  17. ^ Eckert, Claudia; Clausius, Thorsten; Esslinger, Bernd; Schneider, Jorg; Koy, Henrik. "CrypTool, 2003-08-07" (PDF). Technische Universitaet Darmstadt. Technische Universitaet Darmstadt. Retrieved 26 September 2018.[permanent dead link]
  18. ^ Kopal, Nils. "Solving Classical Ciphers with CrypTool 2" (PDF). Linköping University Electronic Press. Linköping University Electronic Press. Retrieved 26 September 2018.
  19. ^ Ronald, Kenneth. "Crypto Casino". Retrieved 14 January 2024.
  20. ^ "About CrypTool-Online (CTO)". CrypTool-Online. Retrieved 26 September 2018.
  21. ^ "The CrypTool project – The best way, to learn and apply cryptography" – Article in Hackin9 by Arkadius Litwinczuk, March 2011, page 10-14 (PDF 6.1 MB)
  22. ^ "Welcome to the MTC3 – International Cipher Contest". MysteryTwister. Retrieved 22 January 2022.
  23. ^ "Arthur Guiot - Merging CrypTool & CrypTools". arguiot.com. Archived from the original on 6 June 2020. Retrieved 17 May 2020.
  24. ^ CrypTools project (2017), An introduction to CrypTools.
  25. ^ a b Guiot, Arthur (15 May 2020). "How to explain the role of cryptography during COVID-19?". Medium. Retrieved 17 May 2020.

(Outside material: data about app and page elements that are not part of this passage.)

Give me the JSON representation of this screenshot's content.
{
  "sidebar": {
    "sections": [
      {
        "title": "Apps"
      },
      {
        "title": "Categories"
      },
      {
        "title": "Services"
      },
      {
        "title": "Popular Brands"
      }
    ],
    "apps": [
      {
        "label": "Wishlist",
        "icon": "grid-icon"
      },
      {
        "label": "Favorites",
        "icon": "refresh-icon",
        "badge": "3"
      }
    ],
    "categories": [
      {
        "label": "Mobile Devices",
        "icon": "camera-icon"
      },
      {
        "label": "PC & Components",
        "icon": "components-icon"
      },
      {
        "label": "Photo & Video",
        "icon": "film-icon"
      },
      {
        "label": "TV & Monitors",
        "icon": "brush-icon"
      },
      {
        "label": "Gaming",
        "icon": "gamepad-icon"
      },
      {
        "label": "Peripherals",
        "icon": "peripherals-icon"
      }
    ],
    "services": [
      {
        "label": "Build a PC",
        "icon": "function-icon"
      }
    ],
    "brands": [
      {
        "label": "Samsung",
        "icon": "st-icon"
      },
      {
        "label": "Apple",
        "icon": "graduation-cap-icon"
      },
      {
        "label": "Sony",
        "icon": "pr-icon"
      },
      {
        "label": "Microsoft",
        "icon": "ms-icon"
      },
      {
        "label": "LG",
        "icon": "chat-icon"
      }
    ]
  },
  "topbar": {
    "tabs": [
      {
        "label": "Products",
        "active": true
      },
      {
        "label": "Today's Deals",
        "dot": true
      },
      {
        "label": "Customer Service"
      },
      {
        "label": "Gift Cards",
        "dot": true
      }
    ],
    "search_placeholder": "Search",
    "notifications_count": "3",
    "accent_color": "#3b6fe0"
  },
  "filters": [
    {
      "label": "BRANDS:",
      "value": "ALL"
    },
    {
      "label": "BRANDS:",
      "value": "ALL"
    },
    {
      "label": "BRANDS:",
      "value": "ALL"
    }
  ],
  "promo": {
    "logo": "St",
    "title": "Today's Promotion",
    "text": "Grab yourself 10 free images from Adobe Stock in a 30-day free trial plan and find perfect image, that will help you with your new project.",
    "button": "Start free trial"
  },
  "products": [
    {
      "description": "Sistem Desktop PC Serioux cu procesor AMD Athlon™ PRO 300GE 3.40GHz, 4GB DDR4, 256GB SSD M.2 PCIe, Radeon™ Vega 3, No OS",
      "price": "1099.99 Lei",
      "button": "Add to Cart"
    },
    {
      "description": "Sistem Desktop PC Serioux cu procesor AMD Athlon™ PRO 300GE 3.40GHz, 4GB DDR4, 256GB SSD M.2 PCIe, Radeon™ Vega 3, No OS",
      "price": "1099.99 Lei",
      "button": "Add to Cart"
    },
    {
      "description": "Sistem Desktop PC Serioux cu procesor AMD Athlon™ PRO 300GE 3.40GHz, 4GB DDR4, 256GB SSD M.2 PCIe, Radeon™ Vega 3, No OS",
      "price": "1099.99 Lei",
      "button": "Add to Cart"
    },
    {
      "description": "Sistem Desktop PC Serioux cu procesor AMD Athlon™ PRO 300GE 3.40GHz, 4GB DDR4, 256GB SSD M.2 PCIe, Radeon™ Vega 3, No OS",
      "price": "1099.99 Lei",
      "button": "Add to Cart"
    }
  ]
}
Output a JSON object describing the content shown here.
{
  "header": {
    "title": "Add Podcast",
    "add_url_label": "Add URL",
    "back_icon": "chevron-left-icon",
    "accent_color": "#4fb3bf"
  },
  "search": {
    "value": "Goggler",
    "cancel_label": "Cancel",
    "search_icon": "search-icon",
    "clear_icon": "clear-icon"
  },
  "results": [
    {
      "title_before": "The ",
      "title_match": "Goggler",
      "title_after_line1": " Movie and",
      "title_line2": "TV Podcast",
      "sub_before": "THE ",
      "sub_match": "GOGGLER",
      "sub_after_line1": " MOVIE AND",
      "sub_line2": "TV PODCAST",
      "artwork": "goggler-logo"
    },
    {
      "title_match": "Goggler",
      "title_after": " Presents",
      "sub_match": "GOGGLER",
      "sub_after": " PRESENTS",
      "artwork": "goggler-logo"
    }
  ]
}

  26. ^ "Corona Tracing - CrypTool Portal". www.cryptool.org. Retrieved 17 May 2020.

External links[edit]